HOW TO COMPLETE THIS TASK → Search the entries below. Return every line that has "icon" in it.

Data about app and page elements →
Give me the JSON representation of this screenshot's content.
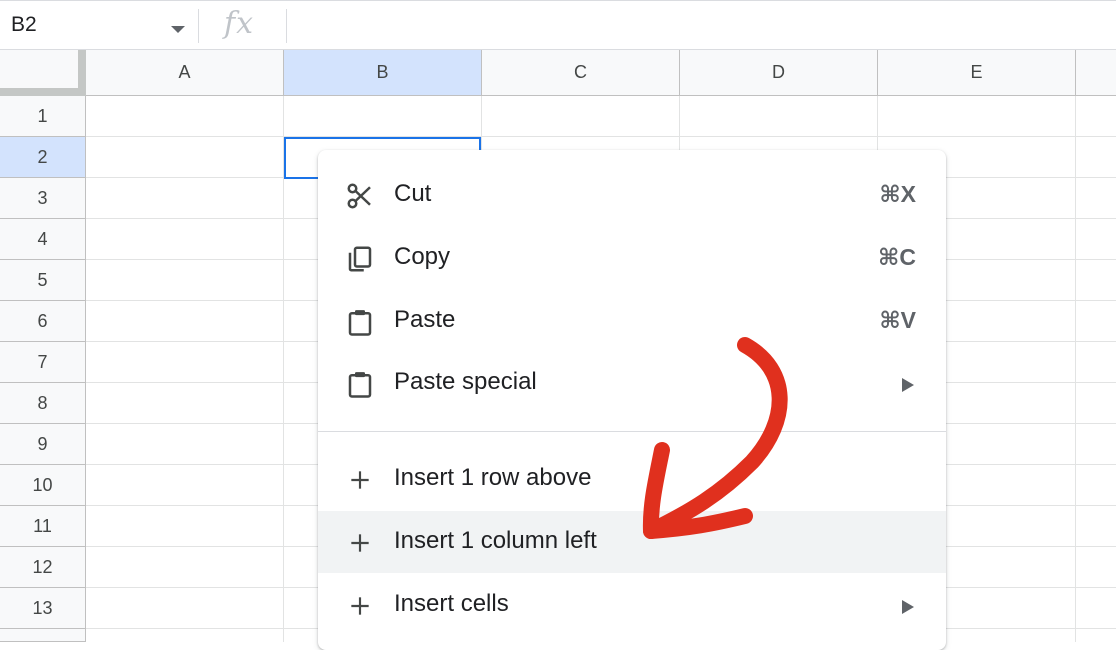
{
  "formula_bar": {
    "name_box": "B2",
    "fx_symbol": "fx"
  },
  "columns": [
    "A",
    "B",
    "C",
    "D",
    "E"
  ],
  "rows": [
    "1",
    "2",
    "3",
    "4",
    "5",
    "6",
    "7",
    "8",
    "9",
    "10",
    "11",
    "12",
    "13"
  ],
  "selection": {
    "column": "B",
    "row": "2"
  },
  "context_menu": {
    "items": [
      {
        "label": "Cut",
        "shortcut": "⌘X",
        "icon": "scissors-icon"
      },
      {
        "label": "Copy",
        "shortcut": "⌘C",
        "icon": "copy-icon"
      },
      {
        "label": "Paste",
        "shortcut": "⌘V",
        "icon": "clipboard-icon"
      },
      {
        "label": "Paste special",
        "icon": "clipboard-icon",
        "submenu": true
      },
      {
        "label": "Insert 1 row above",
        "icon": "plus-icon"
      },
      {
        "label": "Insert 1 column left",
        "icon": "plus-icon",
        "highlighted": true
      },
      {
        "label": "Insert cells",
        "icon": "plus-icon",
        "submenu": true
      }
    ]
  },
  "colors": {
    "selection_border": "#1a73e8",
    "selected_header": "#d3e3fd",
    "hover_item": "#f1f3f4",
    "annotation_arrow": "#e0301e"
  },
  "annotation": {
    "type": "hand-drawn-arrow",
    "color": "#e0301e",
    "points_to": "Insert 1 column left"
  }
}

WRITTEN REPLY →
        "icon": "scissors-icon"
        "icon": "copy-icon"
        "icon": "clipboard-icon"
        "icon": "clipboard-icon",
        "icon": "plus-icon"
        "icon": "plus-icon",
        "icon": "plus-icon",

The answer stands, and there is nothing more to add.